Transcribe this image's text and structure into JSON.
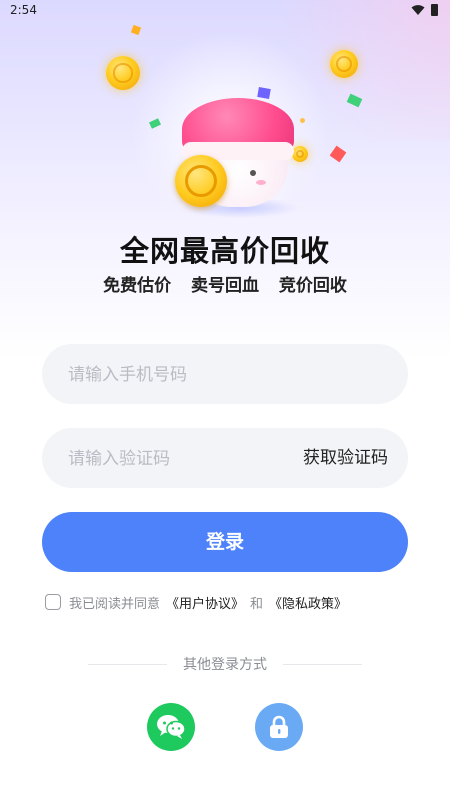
{
  "status_bar": {
    "time": "2:54",
    "icons": [
      "wifi-icon",
      "battery-icon"
    ]
  },
  "hero": {
    "headline": "全网最高价回收",
    "features": [
      "免费估价",
      "卖号回血",
      "竞价回收"
    ]
  },
  "form": {
    "phone_placeholder": "请输入手机号码",
    "code_placeholder": "请输入验证码",
    "get_code_label": "获取验证码",
    "login_label": "登录"
  },
  "agreement": {
    "checked": false,
    "prefix": "我已阅读并同意",
    "user_agreement": "《用户协议》",
    "and": "和",
    "privacy_policy": "《隐私政策》"
  },
  "other_login": {
    "label": "其他登录方式",
    "options": [
      "wechat-icon",
      "lock-icon"
    ]
  },
  "colors": {
    "primary": "#4d82fa",
    "wechat": "#1ec95e",
    "lock": "#6aaaf4",
    "input_bg": "#f3f4f8"
  }
}
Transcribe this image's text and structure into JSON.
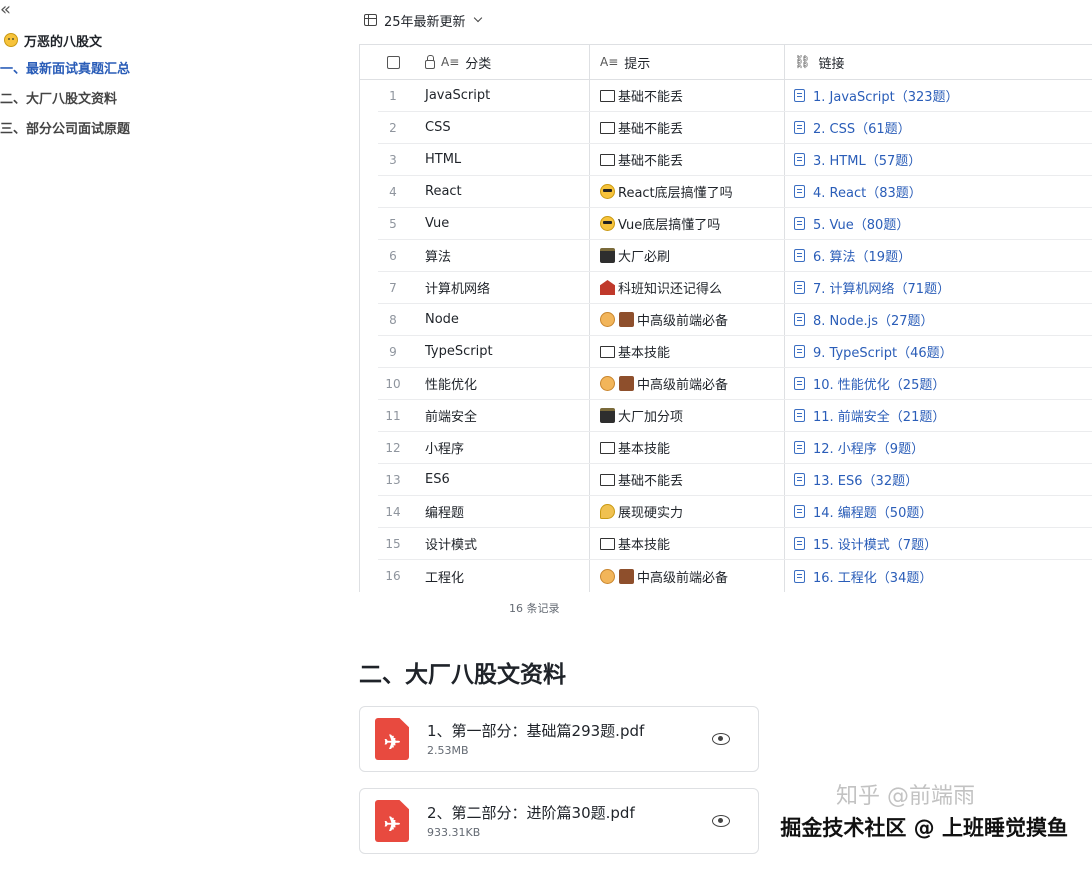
{
  "sidebar": {
    "collapse_glyph": "«",
    "title": "万恶的八股文",
    "items": [
      {
        "label": "一、最新面试真题汇总",
        "active": true
      },
      {
        "label": "二、大厂八股文资料",
        "active": false
      },
      {
        "label": "三、部分公司面试原题",
        "active": false
      }
    ]
  },
  "view": {
    "name": "25年最新更新"
  },
  "table": {
    "headers": {
      "category": "分类",
      "tip": "提示",
      "link": "链接"
    },
    "rows": [
      {
        "idx": "1",
        "category": "JavaScript",
        "tip_icon": "box",
        "tip": "基础不能丢",
        "link": "1. JavaScript（323题）"
      },
      {
        "idx": "2",
        "category": "CSS",
        "tip_icon": "box",
        "tip": "基础不能丢",
        "link": "2. CSS（61题）"
      },
      {
        "idx": "3",
        "category": "HTML",
        "tip_icon": "box",
        "tip": "基础不能丢",
        "link": "3. HTML（57题）"
      },
      {
        "idx": "4",
        "category": "React",
        "tip_icon": "cool",
        "tip": "React底层搞懂了吗",
        "link": "4. React（83题）"
      },
      {
        "idx": "5",
        "category": "Vue",
        "tip_icon": "cool",
        "tip": "Vue底层搞懂了吗",
        "link": "5. Vue（80题）"
      },
      {
        "idx": "6",
        "category": "算法",
        "tip_icon": "cube",
        "tip": "大厂必刷",
        "link": "6. 算法（19题）"
      },
      {
        "idx": "7",
        "category": "计算机网络",
        "tip_icon": "school",
        "tip": "科班知识还记得么",
        "link": "7. 计算机网络（71题）"
      },
      {
        "idx": "8",
        "category": "Node",
        "tip_icon": "worker",
        "tip": "中高级前端必备",
        "link": "8. Node.js（27题）"
      },
      {
        "idx": "9",
        "category": "TypeScript",
        "tip_icon": "box",
        "tip": "基本技能",
        "link": "9. TypeScript（46题）"
      },
      {
        "idx": "10",
        "category": "性能优化",
        "tip_icon": "worker",
        "tip": "中高级前端必备",
        "link": "10. 性能优化（25题）"
      },
      {
        "idx": "11",
        "category": "前端安全",
        "tip_icon": "cube",
        "tip": "大厂加分项",
        "link": "11. 前端安全（21题）"
      },
      {
        "idx": "12",
        "category": "小程序",
        "tip_icon": "box",
        "tip": "基本技能",
        "link": "12. 小程序（9题）"
      },
      {
        "idx": "13",
        "category": "ES6",
        "tip_icon": "box",
        "tip": "基础不能丢",
        "link": "13. ES6（32题）"
      },
      {
        "idx": "14",
        "category": "编程题",
        "tip_icon": "arm",
        "tip": "展现硬实力",
        "link": "14. 编程题（50题）"
      },
      {
        "idx": "15",
        "category": "设计模式",
        "tip_icon": "box",
        "tip": "基本技能",
        "link": "15. 设计模式（7题）"
      },
      {
        "idx": "16",
        "category": "工程化",
        "tip_icon": "worker",
        "tip": "中高级前端必备",
        "link": "16. 工程化（34题）"
      }
    ],
    "record_count": "16 条记录"
  },
  "section2": {
    "title": "二、大厂八股文资料",
    "files": [
      {
        "name": "1、第一部分：基础篇293题.pdf",
        "size": "2.53MB"
      },
      {
        "name": "2、第二部分：进阶篇30题.pdf",
        "size": "933.31KB"
      }
    ]
  },
  "watermark": {
    "faint": "知乎 @前端雨",
    "main": "掘金技术社区 @ 上班睡觉摸鱼"
  },
  "colors": {
    "accent": "#2a5db8",
    "pdf": "#e84a3f",
    "border": "#dee0e3"
  }
}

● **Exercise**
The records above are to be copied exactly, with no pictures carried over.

● **Exercise solution**
Transcribe this image's text and structure into JSON.
{
  "status_bar": {
    "time": "2:54",
    "icons": [
      "wifi-icon",
      "battery-icon"
    ]
  },
  "hero": {
    "headline": "全网最高价回收",
    "features": [
      "免费估价",
      "卖号回血",
      "竞价回收"
    ]
  },
  "form": {
    "phone_placeholder": "请输入手机号码",
    "code_placeholder": "请输入验证码",
    "get_code_label": "获取验证码",
    "login_label": "登录"
  },
  "agreement": {
    "checked": false,
    "prefix": "我已阅读并同意",
    "user_agreement": "《用户协议》",
    "and": "和",
    "privacy_policy": "《隐私政策》"
  },
  "other_login": {
    "label": "其他登录方式",
    "options": [
      "wechat-icon",
      "lock-icon"
    ]
  },
  "colors": {
    "primary": "#4d82fa",
    "wechat": "#1ec95e",
    "lock": "#6aaaf4",
    "input_bg": "#f3f4f8"
  }
}
Transcribe this image's text and structure into JSON.
{
  "sidebar": {
    "collapse_glyph": "«",
    "title": "万恶的八股文",
    "items": [
      {
        "label": "一、最新面试真题汇总",
        "active": true
      },
      {
        "label": "二、大厂八股文资料",
        "active": false
      },
      {
        "label": "三、部分公司面试原题",
        "active": false
      }
    ]
  },
  "view": {
    "name": "25年最新更新"
  },
  "table": {
    "headers": {
      "category": "分类",
      "tip": "提示",
      "link": "链接"
    },
    "rows": [
      {
        "idx": "1",
        "category": "JavaScript",
        "tip_icon": "box",
        "tip": "基础不能丢",
        "link": "1. JavaScript（323题）"
      },
      {
        "idx": "2",
        "category": "CSS",
        "tip_icon": "box",
        "tip": "基础不能丢",
        "link": "2. CSS（61题）"
      },
      {
        "idx": "3",
        "category": "HTML",
        "tip_icon": "box",
        "tip": "基础不能丢",
        "link": "3. HTML（57题）"
      },
      {
        "idx": "4",
        "category": "React",
        "tip_icon": "cool",
        "tip": "React底层搞懂了吗",
        "link": "4. React（83题）"
      },
      {
        "idx": "5",
        "category": "Vue",
        "tip_icon": "cool",
        "tip": "Vue底层搞懂了吗",
        "link": "5. Vue（80题）"
      },
      {
        "idx": "6",
        "category": "算法",
        "tip_icon": "cube",
        "tip": "大厂必刷",
        "link": "6. 算法（19题）"
      },
      {
        "idx": "7",
        "category": "计算机网络",
        "tip_icon": "school",
        "tip": "科班知识还记得么",
        "link": "7. 计算机网络（71题）"
      },
      {
        "idx": "8",
        "category": "Node",
        "tip_icon": "worker",
        "tip": "中高级前端必备",
        "link": "8. Node.js（27题）"
      },
      {
        "idx": "9",
        "category": "TypeScript",
        "tip_icon": "box",
        "tip": "基本技能",
        "link": "9. TypeScript（46题）"
      },
      {
        "idx": "10",
        "category": "性能优化",
        "tip_icon": "worker",
        "tip": "中高级前端必备",
        "link": "10. 性能优化（25题）"
      },
      {
        "idx": "11",
        "category": "前端安全",
        "tip_icon": "cube",
        "tip": "大厂加分项",
        "link": "11. 前端安全（21题）"
      },
      {
        "idx": "12",
        "category": "小程序",
        "tip_icon": "box",
        "tip": "基本技能",
        "link": "12. 小程序（9题）"
      },
      {
        "idx": "13",
        "category": "ES6",
        "tip_icon": "box",
        "tip": "基础不能丢",
        "link": "13. ES6（32题）"
      },
      {
        "idx": "14",
        "category": "编程题",
        "tip_icon": "arm",
        "tip": "展现硬实力",
        "link": "14. 编程题（50题）"
      },
      {
        "idx": "15",
        "category": "设计模式",
        "tip_icon": "box",
        "tip": "基本技能",
        "link": "15. 设计模式（7题）"
      },
      {
        "idx": "16",
        "category": "工程化",
        "tip_icon": "worker",
        "tip": "中高级前端必备",
        "link": "16. 工程化（34题）"
      }
    ],
    "record_count": "16 条记录"
  },
  "section2": {
    "title": "二、大厂八股文资料",
    "files": [
      {
        "name": "1、第一部分：基础篇293题.pdf",
        "size": "2.53MB"
      },
      {
        "name": "2、第二部分：进阶篇30题.pdf",
        "size": "933.31KB"
      }
    ]
  },
  "watermark": {
    "faint": "知乎 @前端雨",
    "main": "掘金技术社区 @ 上班睡觉摸鱼"
  },
  "colors": {
    "accent": "#2a5db8",
    "pdf": "#e84a3f",
    "border": "#dee0e3"
  }
}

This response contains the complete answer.